Click here to monitor SSC
SQLServerCentral is supported by Red Gate Software Ltd.
 
Log in  ::  Register  ::  Not logged in
 
 
 

Dreaming of Clouds

By Steve Jones,

Yesterday I gave a few downsides of cloud services. Along with income tax filing in the US, that was a double downer, so today we'll brighten things up with a look at some of the advantages of the cloud. Note that I think we are quite a ways from some of these things working, but I'm looking forward here.

I want to define the cloud as a set of services in the network, which is a very broad definition.  The network can be your corporate network, a private network with some hosting company, the public Internet, etc. It can take many forms, as can the services that are hosted there, so think broadly here.

For SQL Server let's change that to be a "networked" version of SQL Server where you essentially "install" SQL Server in your network, somehow partitioning out a series of Windows hosts (physical or virtual) that can actually execute these services.
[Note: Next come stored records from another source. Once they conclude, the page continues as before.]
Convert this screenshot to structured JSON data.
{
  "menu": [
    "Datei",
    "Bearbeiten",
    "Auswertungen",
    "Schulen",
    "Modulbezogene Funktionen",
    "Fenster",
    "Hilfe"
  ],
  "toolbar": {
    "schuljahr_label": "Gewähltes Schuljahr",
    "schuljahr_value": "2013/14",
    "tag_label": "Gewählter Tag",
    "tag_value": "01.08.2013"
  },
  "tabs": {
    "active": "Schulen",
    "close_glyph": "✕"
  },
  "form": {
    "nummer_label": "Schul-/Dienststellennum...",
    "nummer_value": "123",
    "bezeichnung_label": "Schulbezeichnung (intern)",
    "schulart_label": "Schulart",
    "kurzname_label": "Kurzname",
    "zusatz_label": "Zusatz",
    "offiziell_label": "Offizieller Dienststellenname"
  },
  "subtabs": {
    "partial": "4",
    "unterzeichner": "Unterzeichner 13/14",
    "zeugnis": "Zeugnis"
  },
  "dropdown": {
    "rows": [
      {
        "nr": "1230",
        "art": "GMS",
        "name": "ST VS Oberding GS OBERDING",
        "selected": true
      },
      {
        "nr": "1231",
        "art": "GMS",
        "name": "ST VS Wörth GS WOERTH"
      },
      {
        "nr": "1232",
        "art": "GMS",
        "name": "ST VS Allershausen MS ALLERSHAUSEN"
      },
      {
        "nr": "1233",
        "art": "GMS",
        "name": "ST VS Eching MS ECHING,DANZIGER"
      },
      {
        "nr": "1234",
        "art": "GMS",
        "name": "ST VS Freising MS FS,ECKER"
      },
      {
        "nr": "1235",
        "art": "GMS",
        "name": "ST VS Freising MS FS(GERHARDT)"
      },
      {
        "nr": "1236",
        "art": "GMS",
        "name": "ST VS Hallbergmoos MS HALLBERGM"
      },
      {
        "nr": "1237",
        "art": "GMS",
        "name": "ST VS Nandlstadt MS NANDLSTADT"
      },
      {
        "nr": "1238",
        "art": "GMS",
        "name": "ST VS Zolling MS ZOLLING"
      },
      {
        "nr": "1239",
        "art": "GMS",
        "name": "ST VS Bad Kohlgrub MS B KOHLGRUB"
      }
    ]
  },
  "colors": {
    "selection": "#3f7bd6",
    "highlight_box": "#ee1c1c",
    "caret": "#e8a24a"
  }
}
After all, a physical CPU somewhere (and memory and disk) have to actually do the work of storing your data and executing your query, but let's imagine that we can install SQL Server to our networks.

Imagine a DBA now concerned with managing the "databases", assigning logins to these databases and the various permissions needed. The DBA would request backups, and perhaps direct them to some network location, but the physical location of the backups wouldn't necessarily correspond to the machine on which SQL Server is running.

The DBA would connect to the SQL Agent scheduler, able to schedule a job against any database or requesting any resources, not tied to any particular server. All connections would use network locations to specify file services (folders and files), database services (other SQL Server services), and more. To application developers everything would look like a network resource, and they wouldn't need to be concerned about whether their application was on the same server as the database or not. It would just be some IPv6 location. We could allocate them a slice of the cloud (xx GB of space) and let them create databases in the cloud on demand. They could have the cloud "shut down" instances that weren't using resources, bringing them back when someone requested access.

We wouldn't ever need to "move" databases. The cloud would handle the movement of databases to new physical machines as more memory and CPU were needed. We could set limits on usage, and get alerts when our SQL Server cloud needed more resources. We could integrate with a SAN to carve up large blocks of storage as needed, perhaps even among multiple SANS. A lot of the minutia of managing individual servers would go away. Presumably we could segregate out our cloud into sections (dev, QA, production) and even apply patches to whole slices of our cloud at once.

I think it would be a very exciting world, one in which we'd have maintenance DBAs that dealt with issues related to actual physical machines (files not copying correctly, patches partially applied, failed servers, adding hardware etc.), and then production DBAs who just managed the database services, never dealing with an individual server, just worrying about one large "service" of SQL Server seen through SSMS and the various databases of which it's a part.

It could be a very exciting way to use SQL Server in the future. There's a lot of work to get there, but I think the entire paradigm of how we've grown used to SQL Server could easily change in the next decade or two.

Steve Jones


The Voice of the DBA Podcasts

Everyday Jones

The podcast feeds are available at sqlservercentral.mevio.com. Comments are definitely appreciated and wanted, and you can get feeds from there.

You can also follow Steve Jones on Twitter:

Overall RSS Feed: or now on iTunes!

Today's podcast features music by Everyday Jones. No relation, but I stumbled on to them and really like the music. Support this great duo at www.everydayjones.com.

I really appreciate and value feedback on the podcasts. Let us know what you like, don't like, or even send in ideas for the show. If you'd like to comment, post something here. The boss will be sure to read it.

Total article views: 239 | Views in the last 30 days: 1
 
Related Articles
ARTICLE

The Cloud

Steve Jones likes the Cloud and gives a few reasons why. He also thinks we'll see more data in the c...

ARTICLE

Cloud Services. Waiting for the 'paint to dry'?

Despite recent 'outages', The canny CIO will make use of the obvious advantages of public cloud serv...

ARTICLE

Shapes in the Clouds

Continuing on with his week in the clouds, Steve Jones looks at how SQL Server might appear in the c...

ARTICLE

Cloud Patches

The cloud changes the way that we can administer and deploy changes to our systems. Steve Jones high...

ARTICLE

Cloud Safety

Is the cloud secure? How can you be sure? Steve Jones talks a little about some ways you can try to ...

Tags
cloud services    
editorial    
 
Contribute

Join the most active online SQL Server Community

SQL knowledge, delivered daily, free:

Email address:  

You make SSC a better place

As a member of SQLServerCentral, you get free access to loads of fresh content: thousands of articles and SQL scripts, a library of free eBooks, a weekly database news roundup, a great Q & A platform… And it’s our huge, buzzing community of SQL Server Professionals that makes it such a success.

Join us!

Steve Jones
Editor, SQLServerCentral.com

Already a member? Jump in:

Email address:   Password:   Remember me: Forgotten your password?
Steve Jones